Remember being a kid (assuming you aren’t for all I know, some of you might be…in which case, where are your parents and why are they letting you read this? This blog contains foul language and disturbing imagery…and other migratory brain goblins that occasionally escape through the keyboard.)
Wait. Let’s start this again.
Remember being a kid and thinking adults had it all together and fully expecting that when you grew up you’d have it all together too? Remember sitting through graduation, and the old guy who used to tell you how much detention you had THIS week waved his hands and said “Prest-o Chang-o Congratulations, you’re an adult, and you’re on your own”?
Remember how you ran home and splashed cold water on your face, looked in the mirror and came to terms with the fact that you were going to be this dumb kid in a grown-up’s body for the rest of you life…and decided right then an there to start faking it so nobody else would know?
Well, I’m a fight choreographer for a small independent film group in the Twin Cities. We make movies. I usually say that we’re amateur film makers…except that a growing number of our cast and crew are pro and semi-pro…and the amateurs are getting REALLY good.
And I’m faking it, making it up as I go along.
I didn’t feel a lot of pressure the first movie I worked on as Fight Choreographer. Tony looked around the night of the shoot and said “Hey! I need a fight! Trees! Make me a fight! Heres a couple swords.”
So I made a fight, and lo, it was good. Never mind that it was using Chinese Broadsword techniques with Katana, (Before Kung Fu, the only sword forms I’d studied were Iado…which would have been appropriate with Katana…but not very pretty.) Tony liked it and I was doing something cool when I’d shown up to lug lights around and be a go-pher.
During the filming of the fight, I noticed one of the actor’s flexing a wrist as a sign of fatigue, which can lead to errors and injury and I recommended a break. Then, I became the safety coordinator.
I was the most educated on how to fall without breaking your butt…so I became stunt director.
I’m having the time of my life. I’m loving it! It’s fun, and the people are all gems and great and interesting people to know and have fun with…and the film we are working on now is going to be cool…I just know it.
But every so often there’s this moment that I remember that I’m faking it and really, truly, have no idea what I’m doing…and I worry I’m going to let them all down. Especially now, when the cast and crew are so experienced, and everything looks so shiney.
Still, all in all it’s a lot of fun, and Tony likes what I’m doing. Plus, if what I create for him isn’t quite what he wants, he just tells me and I do something else and keep trying things until he likes it…so there’s no guesswork there and boy is THAT a load off my mind. So I’m just going to keep doing it, and trust it will work out. I’m grateful for the opportunity, and I’m learning soooo much. I can’t shake the feeling that eventually, I won’t be able to keep up with the dramatic expansion in polish and professionalism of this group.
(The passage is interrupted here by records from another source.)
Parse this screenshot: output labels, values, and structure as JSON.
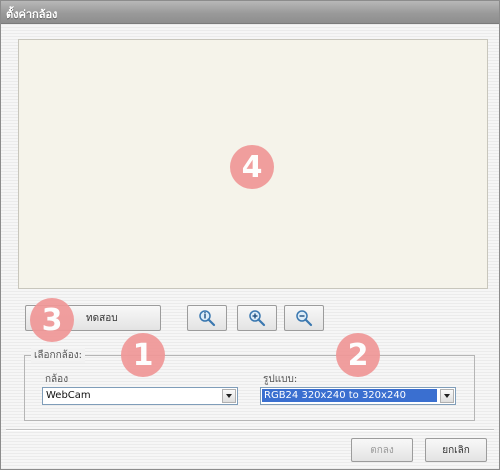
{
  "window": {
    "title": "ตั้งค่ากล้อง"
  },
  "toolbar": {
    "test_label": "ทดสอบ",
    "zoom_fit_icon": "magnifier-fit-icon",
    "zoom_in_icon": "magnifier-plus-icon",
    "zoom_out_icon": "magnifier-minus-icon"
  },
  "camera_settings": {
    "group_label": "เลือกกล้อง:",
    "camera_label": "กล้อง",
    "camera_value": "WebCam",
    "format_label": "รูปแบบ:",
    "format_value": "RGB24 320x240 to 320x240"
  },
  "footer": {
    "ok_label": "ตกลง",
    "cancel_label": "ยกเลิก"
  },
  "annotations": {
    "one": "1",
    "two": "2",
    "three": "3",
    "four": "4"
  },
  "colors": {
    "badge": "#f09797",
    "selection": "#3a6fd0",
    "preview_bg": "#f5f3ea"
  }
}
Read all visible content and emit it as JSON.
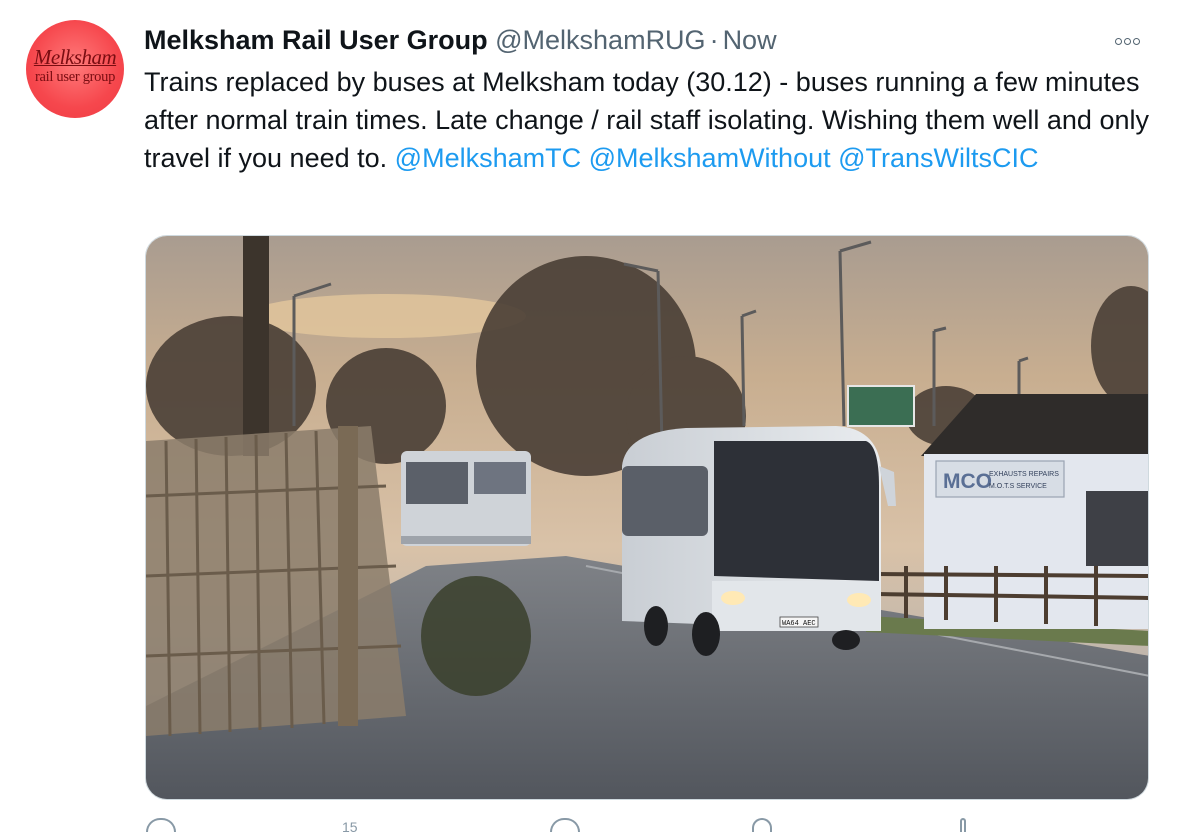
{
  "tweet": {
    "author": {
      "display_name": "Melksham Rail User Group",
      "handle": "@MelkshamRUG",
      "avatar": {
        "line1": "Melksham",
        "line2": "rail user group"
      }
    },
    "separator": "·",
    "timestamp": "Now",
    "more_icon": "ellipsis-icon",
    "text_before": "Trains replaced by buses at Melksham today (30.12) - buses running a few minutes after normal train times. Late change / rail staff isolating. Wishing them well and only travel if you need to.",
    "mentions": [
      "@MelkshamTC",
      "@MelkshamWithout",
      "@TransWiltsCIC"
    ],
    "media": {
      "sign": {
        "line1": "MCO",
        "line2": "EXHAUSTS  REPAIRS",
        "line3": "M.O.T.S  SERVICE"
      },
      "bus_plate": "WA64 AEC"
    },
    "actions": [
      "reply-icon",
      "retweet-icon",
      "like-icon",
      "share-icon",
      "analytics-icon"
    ],
    "reply_count": "15"
  },
  "colors": {
    "accent": "#1d9bf0",
    "muted": "#536471",
    "avatar_bg": "#f6474d"
  }
}
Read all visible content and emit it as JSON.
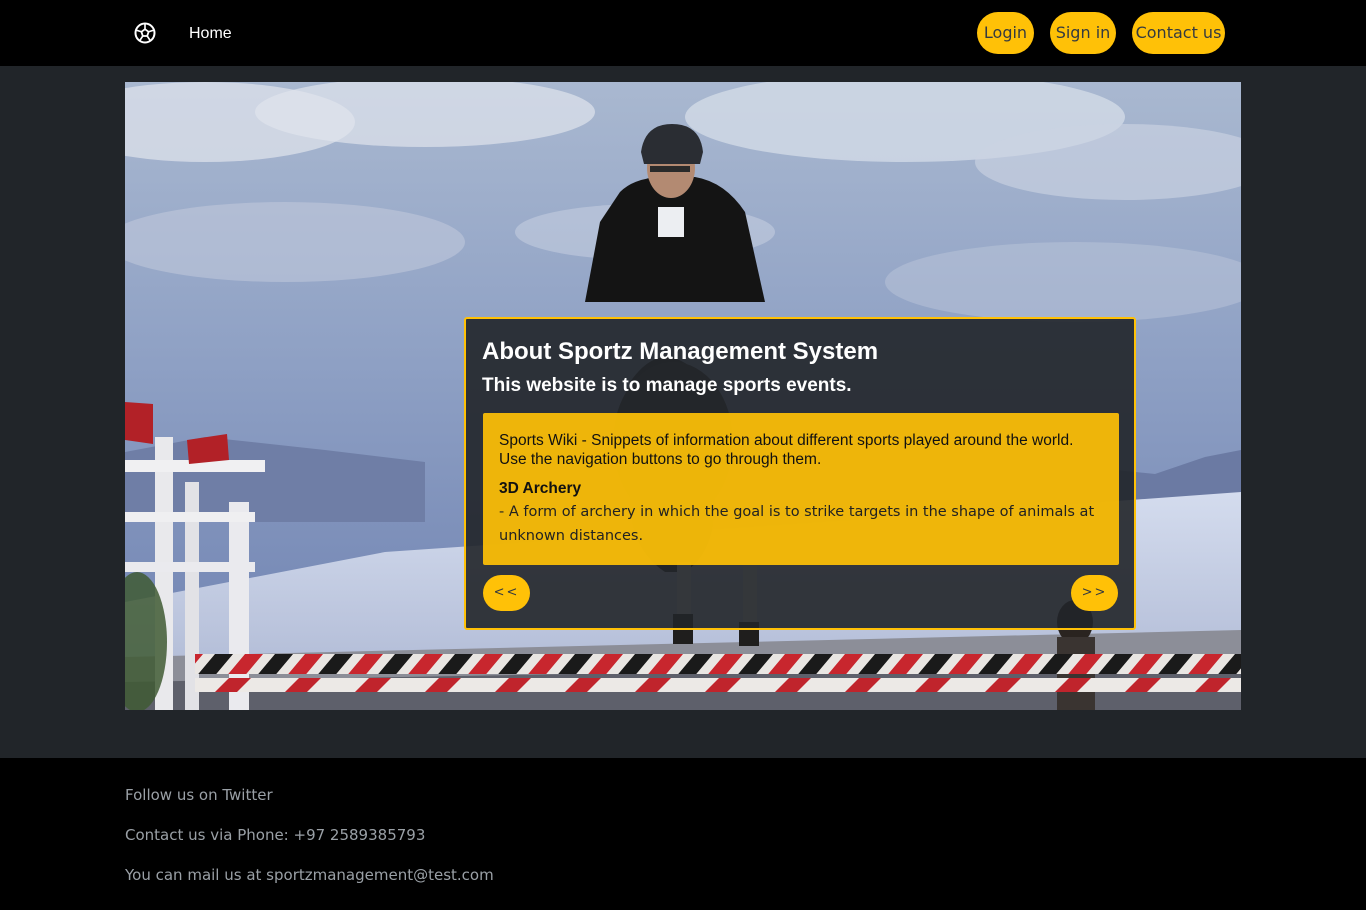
{
  "nav": {
    "logo_icon": "soccer-ball-icon",
    "home_label": "Home",
    "login_label": "Login",
    "signin_label": "Sign in",
    "contact_label": "Contact us"
  },
  "hero": {
    "image_subject": "show-jumping-horse-rider-photo"
  },
  "about": {
    "title": "About Sportz Management System",
    "subtitle": "This website is to manage sports events.",
    "wiki_intro": "Sports Wiki - Snippets of information about different sports played around the world. Use the navigation buttons to go through them.",
    "sport_name": "3D Archery",
    "sport_description": "- A form of archery in which the goal is to strike targets in the shape of animals at unknown distances.",
    "prev_label": "<<",
    "next_label": ">>"
  },
  "footer": {
    "twitter": "Follow us on Twitter",
    "phone": "Contact us via Phone: +97 2589385793",
    "email": "You can mail us at sportzmanagement@test.com"
  },
  "colors": {
    "accent": "#ffc107",
    "navbar_bg": "#000000",
    "page_bg": "#212529",
    "card_bg": "#212529"
  }
}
I guess that would be OK too. Before I got all these fancy-sounding credits, I was just showing up to carry stuff around and hold boom mikes and occasionally be part of a crowd. And that was fun and cool as well.
Here are the latest production photo’s from Tony’s blog (as of this writing).
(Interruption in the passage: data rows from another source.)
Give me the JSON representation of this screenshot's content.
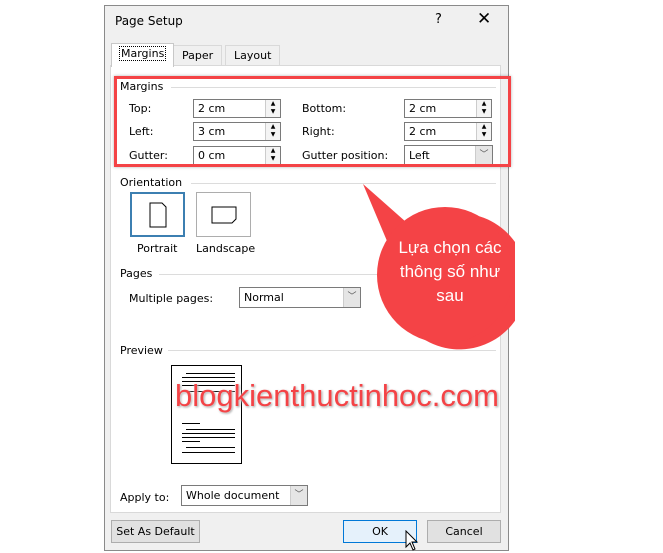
{
  "dialog": {
    "title": "Page Setup",
    "help": "?",
    "close": "✕"
  },
  "tabs": [
    {
      "label": "Margins"
    },
    {
      "label": "Paper"
    },
    {
      "label": "Layout"
    }
  ],
  "margins": {
    "group": "Margins",
    "top_label": "Top:",
    "top": "2 cm",
    "bottom_label": "Bottom:",
    "bottom": "2 cm",
    "left_label": "Left:",
    "left": "3 cm",
    "right_label": "Right:",
    "right": "2 cm",
    "gutter_label": "Gutter:",
    "gutter": "0 cm",
    "gutter_pos_label": "Gutter position:",
    "gutter_pos": "Left"
  },
  "orientation": {
    "group": "Orientation",
    "portrait": "Portrait",
    "landscape": "Landscape",
    "selected": "Portrait"
  },
  "pages": {
    "group": "Pages",
    "multiple_label": "Multiple pages:",
    "multiple": "Normal"
  },
  "preview": {
    "group": "Preview"
  },
  "apply": {
    "label": "Apply to:",
    "value": "Whole document"
  },
  "buttons": {
    "default": "Set As Default",
    "ok": "OK",
    "cancel": "Cancel"
  },
  "callout": {
    "text": "Lựa chọn các thông số như sau",
    "color": "#f44346"
  },
  "watermark": "blogkienthuctinhoc.com",
  "highlight_color": "#f44346"
}
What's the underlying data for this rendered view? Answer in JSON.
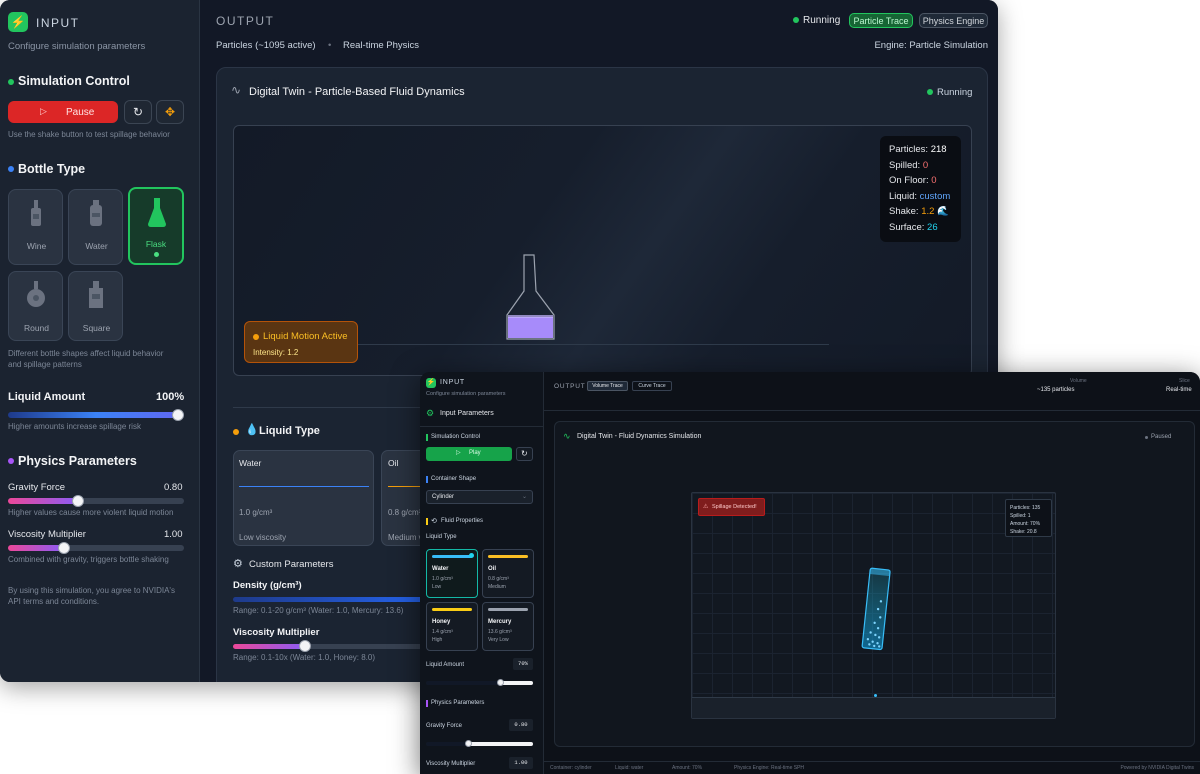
{
  "winA": {
    "sidebar": {
      "title": "INPUT",
      "subtitle": "Configure simulation parameters",
      "sim_control": {
        "heading": "Simulation Control",
        "pause_label": "Pause",
        "hint": "Use the shake button to test spillage behavior"
      },
      "bottle_type": {
        "heading": "Bottle Type",
        "items": [
          {
            "label": "Wine",
            "selected": false
          },
          {
            "label": "Water",
            "selected": false
          },
          {
            "label": "Flask",
            "selected": true
          },
          {
            "label": "Round",
            "selected": false
          },
          {
            "label": "Square",
            "selected": false
          }
        ],
        "hint_line1": "Different bottle shapes affect liquid behavior",
        "hint_line2": "and spillage patterns"
      },
      "liquid_amount": {
        "label": "Liquid Amount",
        "value": "100%",
        "fraction": 1.0,
        "hint": "Higher amounts increase spillage risk"
      },
      "physics": {
        "heading": "Physics Parameters",
        "gravity_label": "Gravity Force",
        "gravity_value": "0.80",
        "gravity_fraction": 0.4,
        "gravity_hint": "Higher values cause more violent liquid motion",
        "viscosity_label": "Viscosity Multiplier",
        "viscosity_value": "1.00",
        "viscosity_fraction": 0.32,
        "viscosity_hint": "Combined with gravity, triggers bottle shaking"
      },
      "terms_line1": "By using this simulation, you agree to NVIDIA's",
      "terms_line2": "API terms and conditions."
    },
    "main": {
      "title": "OUTPUT",
      "status": "Running",
      "tab_particle_trace": "Particle Trace",
      "tab_physics_engine": "Physics Engine",
      "particles_info": "Particles (~1095 active)",
      "separator": "•",
      "realtime": "Real-time Physics",
      "engine": "Engine: Particle Simulation",
      "panel_title": "Digital Twin - Particle-Based Fluid Dynamics",
      "panel_status": "Running",
      "stats": {
        "particles_label": "Particles:",
        "particles_value": "218",
        "spilled_label": "Spilled:",
        "spilled_value": "0",
        "floor_label": "On Floor:",
        "floor_value": "0",
        "liquid_label": "Liquid:",
        "liquid_value": "custom",
        "shake_label": "Shake:",
        "shake_value": "1.2",
        "shake_icon": "🌊",
        "surface_label": "Surface:",
        "surface_value": "26"
      },
      "motion_title": "Liquid Motion Active",
      "motion_intensity": "Intensity: 1.2",
      "liquid_type_heading": "Liquid Type",
      "liquids": [
        {
          "name": "Water",
          "density": "1.0 g/cm³",
          "viscosity": "Low viscosity",
          "color": "#3b82f6"
        },
        {
          "name": "Oil",
          "density": "0.8 g/cm³",
          "viscosity": "Medium v",
          "color": "#f59e0b"
        }
      ],
      "custom_heading": "Custom Parameters",
      "density_label": "Density (g/cm³)",
      "density_range": "Range: 0.1-20 g/cm³ (Water: 1.0, Mercury: 13.6)",
      "visc_label": "Viscosity Multiplier",
      "visc_range": "Range: 0.1-10x (Water: 1.0, Honey: 8.0)"
    }
  },
  "winB": {
    "sidebar": {
      "title": "INPUT",
      "subtitle": "Configure simulation parameters",
      "input_params": "Input Parameters",
      "sim_control": "Simulation Control",
      "play_label": "Play",
      "container_shape": "Container Shape",
      "shape_value": "Cylinder",
      "fluid_properties": "Fluid Properties",
      "liquid_type": "Liquid Type",
      "liquids": [
        {
          "name": "Water",
          "density": "1.0 g/cm³",
          "viscosity": "Low",
          "color": "#38bdf8",
          "selected": true
        },
        {
          "name": "Oil",
          "density": "0.8 g/cm³",
          "viscosity": "Medium",
          "color": "#fbbf24",
          "selected": false
        },
        {
          "name": "Honey",
          "density": "1.4 g/cm³",
          "viscosity": "High",
          "color": "#facc15",
          "selected": false
        },
        {
          "name": "Mercury",
          "density": "13.6 g/cm³",
          "viscosity": "Very Low",
          "color": "#9ca3af",
          "selected": false
        }
      ],
      "liquid_amount": "Liquid Amount",
      "liquid_amount_value": "70%",
      "liquid_amount_fraction": 0.7,
      "physics_params": "Physics Parameters",
      "gravity_label": "Gravity Force",
      "gravity_value": "0.80",
      "gravity_fraction": 0.4,
      "viscosity_label": "Viscosity Multiplier",
      "viscosity_value": "1.00"
    },
    "main": {
      "title": "OUTPUT",
      "tab_volume": "Volume Trace",
      "tab_curve": "Curve Trace",
      "volume_label": "Volume",
      "volume_value": "~135 particles",
      "slice_label": "Slice",
      "slice_value": "Real-time",
      "panel_title": "Digital Twin - Fluid Dynamics Simulation",
      "panel_status": "Paused",
      "spillage": "Spillage Detected!",
      "stats": [
        "Particles: 135",
        "Spilled: 1",
        "Amount: 70%",
        "Shake: 20.8"
      ],
      "footer": {
        "container": "Container: cylinder",
        "liquid": "Liquid: water",
        "amount": "Amount: 70%",
        "engine": "Physics Engine: Real-time SPH",
        "powered": "Powered by NVIDIA Digital Twins"
      }
    }
  },
  "colors": {
    "accent_green": "#22c55e",
    "pause_red": "#dc2626",
    "orange": "#f59e0b",
    "cyan": "#22d3ee",
    "purple_liquid": "#a78bfa"
  }
}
More production pics if you are interested.
And then there’s the headaches of being a director from Tony’s perspective; The exhaustive pace and draining nature of the work, getting good sound when your actors can barely be heard over the traffic noise at the location, and the limitations of the equipment...just to name a few.
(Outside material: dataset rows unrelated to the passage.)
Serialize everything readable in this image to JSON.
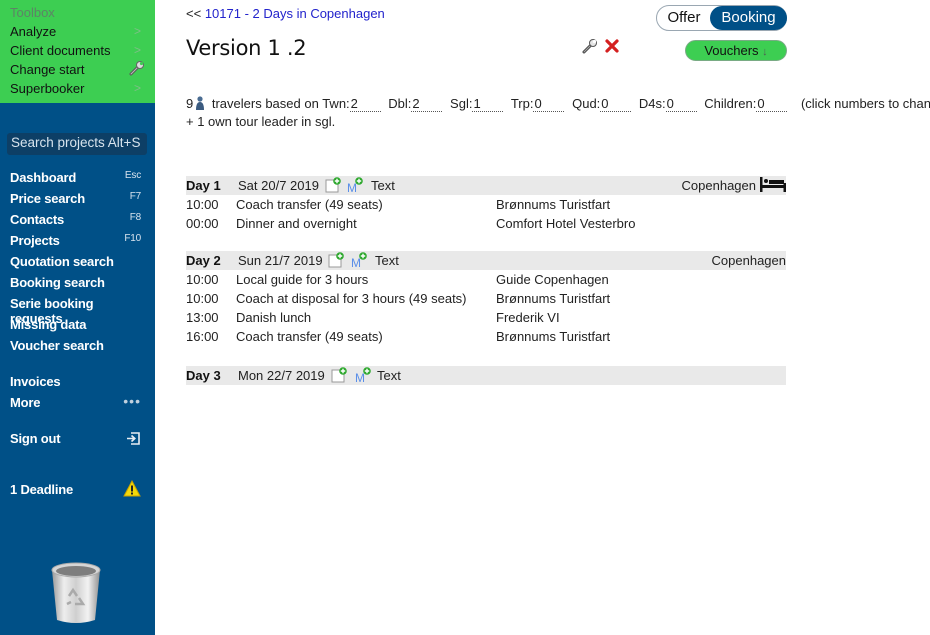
{
  "sidebar": {
    "toolbox": {
      "title": "Toolbox",
      "items": [
        {
          "label": "Analyze",
          "icon": "chevron-right-icon",
          "glyph": ">"
        },
        {
          "label": "Client documents",
          "icon": "chevron-right-icon",
          "glyph": ">"
        },
        {
          "label": "Change start",
          "icon": "wrench-icon",
          "glyph": ""
        },
        {
          "label": "Superbooker",
          "icon": "chevron-right-icon",
          "glyph": ">"
        }
      ]
    },
    "search_placeholder": "Search projects Alt+S",
    "nav": [
      {
        "label": "Dashboard",
        "shortcut": "Esc"
      },
      {
        "label": "Price search",
        "shortcut": "F7"
      },
      {
        "label": "Contacts",
        "shortcut": "F8"
      },
      {
        "label": "Projects",
        "shortcut": "F10"
      },
      {
        "label": "Quotation search",
        "shortcut": ""
      },
      {
        "label": "Booking search",
        "shortcut": ""
      },
      {
        "label": "Serie booking requests",
        "shortcut": ""
      },
      {
        "label": "Missing data",
        "shortcut": ""
      },
      {
        "label": "Voucher search",
        "shortcut": ""
      }
    ],
    "invoices": "Invoices",
    "more": "More",
    "more_glyph": "•••",
    "sign_out": "Sign out",
    "deadline": "1 Deadline",
    "colors": {
      "sidebar": "#005087",
      "toolbox": "#3dce52"
    }
  },
  "header": {
    "back_prefix": "<<",
    "back_link": "10171 - 2 Days in Copenhagen",
    "title": "Version 1 .2",
    "toggle": {
      "offer": "Offer",
      "booking": "Booking",
      "selected": "Booking"
    },
    "vouchers_label": "Vouchers",
    "vouchers_arrow": "↓"
  },
  "travelers": {
    "count": "9",
    "text": "travelers based on",
    "fields": [
      {
        "label": "Twn:",
        "value": "2"
      },
      {
        "label": "Dbl:",
        "value": "2"
      },
      {
        "label": "Sgl:",
        "value": "1"
      },
      {
        "label": "Trp:",
        "value": "0"
      },
      {
        "label": "Qud:",
        "value": "0"
      },
      {
        "label": "D4s:",
        "value": "0"
      },
      {
        "label": "Children:",
        "value": "0"
      }
    ],
    "hint": "(click numbers to change)",
    "tour_leader": "+ 1 own tour leader in sgl."
  },
  "days": [
    {
      "label": "Day 1",
      "date": "Sat 20/7 2019",
      "text_link": "Text",
      "m_label": "M",
      "city": "Copenhagen",
      "has_bed": true,
      "rows": [
        {
          "time": "10:00",
          "desc": "Coach transfer (49 seats)",
          "supplier": "Brønnums Turistfart"
        },
        {
          "time": "00:00",
          "desc": "Dinner and overnight",
          "supplier": "Comfort Hotel Vesterbro"
        }
      ]
    },
    {
      "label": "Day 2",
      "date": "Sun 21/7 2019",
      "text_link": "Text",
      "m_label": "M",
      "city": "Copenhagen",
      "has_bed": false,
      "rows": [
        {
          "time": "10:00",
          "desc": "Local guide for 3 hours",
          "supplier": "Guide Copenhagen"
        },
        {
          "time": "10:00",
          "desc": "Coach at disposal for 3 hours (49 seats)",
          "supplier": "Brønnums Turistfart"
        },
        {
          "time": "13:00",
          "desc": "Danish lunch",
          "supplier": "Frederik VI"
        },
        {
          "time": "16:00",
          "desc": "Coach transfer (49 seats)",
          "supplier": "Brønnums Turistfart"
        }
      ]
    },
    {
      "label": "Day 3",
      "date": "Mon 22/7 2019",
      "text_link": "Text",
      "m_label": "M",
      "city": "",
      "has_bed": false,
      "rows": []
    }
  ]
}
There’s a lot more info on Tony’s blog, but if you aren’t hooked in enough by these links to read the rest of his blog on your own…that’s up to you. J